ADDIS ABABA (Reuters) - Ethiopia's twice-delayed national and regional elections will now take place on June 21, but security and logistical problems will delay voting still further in some areas, organisers said on Thursday.
The announcement that officials had been unable to hold voter registration in some hotspots thrusts a spotlight on the frequent outbreaks of unrest in parts of Africa's second most populous nation.
Voting will be delayed in the Metekel zone in the western Benishangul-Gumuz region bordering Sudan, the electoral board said. The region is host to Ethiopia's strategic $4 billion hydropower dam.
Metekel has seen a number of deadly clashes blamed on ethnic tensions; at least 222 people were killed there in December and scores have been killed since.

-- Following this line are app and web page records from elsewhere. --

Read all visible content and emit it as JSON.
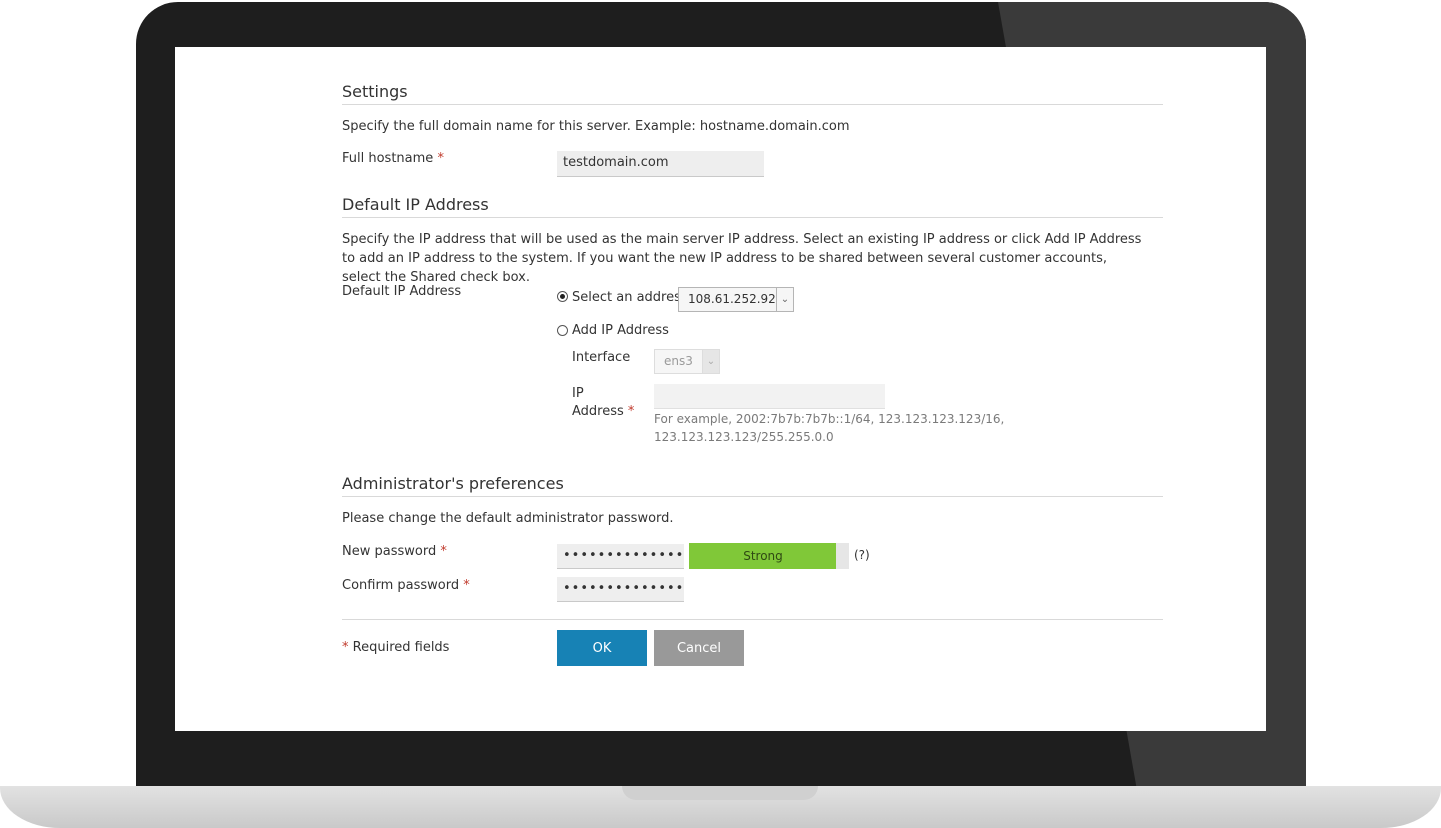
{
  "settings": {
    "title": "Settings",
    "description": "Specify the full domain name for this server. Example: hostname.domain.com",
    "hostname_label": "Full hostname",
    "hostname_value": "testdomain.com"
  },
  "ip": {
    "title": "Default IP Address",
    "description": "Specify the IP address that will be used as the main server IP address. Select an existing IP address or click Add IP Address to add an IP address to the system. If you want the new IP address to be shared between several customer accounts, select the Shared check box.",
    "field_label": "Default IP Address",
    "select_option_label": "Select an address",
    "selected_address": "108.61.252.92",
    "add_option_label": "Add IP Address",
    "interface_label": "Interface",
    "interface_value": "ens3",
    "ip_label_line1": "IP",
    "ip_label_line2": "Address",
    "ip_value": "",
    "ip_hint_line1": "For example, 2002:7b7b:7b7b::1/64, 123.123.123.123/16,",
    "ip_hint_line2": "123.123.123.123/255.255.0.0"
  },
  "admin": {
    "title": "Administrator's preferences",
    "description": "Please change the default administrator password.",
    "new_password_label": "New password",
    "new_password_value": "••••••••••••••",
    "strength_label": "Strong",
    "strength_level": 0.92,
    "help_label": "(?)",
    "confirm_password_label": "Confirm password",
    "confirm_password_value": "••••••••••••••"
  },
  "footer": {
    "required_note": "Required fields",
    "ok_label": "OK",
    "cancel_label": "Cancel"
  },
  "required_marker": "*",
  "colors": {
    "ok_button": "#1782b5",
    "cancel_button": "#999999",
    "strength_fill": "#80c838",
    "required": "#c0392b"
  }
}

Voting will also be postponed in four zones in Oromiya and parts of Amhara region around the town of Ataye, said Soleyana Shimeles, spokeswoman of the National Electoral Board of Ethiopia (NEBE).
Ataye was burned down last month and around 200 people were estimated to have been killed, officials said.
At least 358,000 people have been displaced due to conflict in the Shewa and Oromo Special Zones of Amhara Region, the U.N. said last week. Ataye is in North Shewa.
Voting is also delayed in seven constituencies in the southeastern Somali region due to complaints and irregularities, Soleyana said.
She declined to give a full list of places where is polling is delayed, saying there would be an announcement soon. Voter registration had not been held in all these areas "due to security reasons," she said.
Those areas will hold a vote before a national government is formed, she added, without giving details.
But voting is due to go ahead in some other areas that have seen outbreaks of violence, including along the border between Amhara and Oromiya, the country's two most populous provinces.
The government had already announced elections would not be held in the northern province Tigray, where the military is fighting a regional insurgency that erupted in November.
The national vote was originally scheduled for August 2020, but that was scrapped due to the COVID-19 outbreak. Tigray's regional government held its own elections in September in defiance of the ban, setting it on a collision course with the federal government.
The government initially intended to hold the overall national vote on June 5, but last week the National Electoral Board said it was postponed again due to logistical problems.
The board announced the new June 21 date on Thursday, without going into further details on the reasons.
Overall, 36.24 million Ethiopians have registered to vote in the elections, Soleyana said. Ethiopia's population is around 109 million, but exact figures, including the number of eligible voters are hard to come by as the last national census was conducted in 2007.
(Reporting by Dawit Endeshaw; Writing by Ayenat Mersie; Editing by Alison Williams and Andrew Heavens)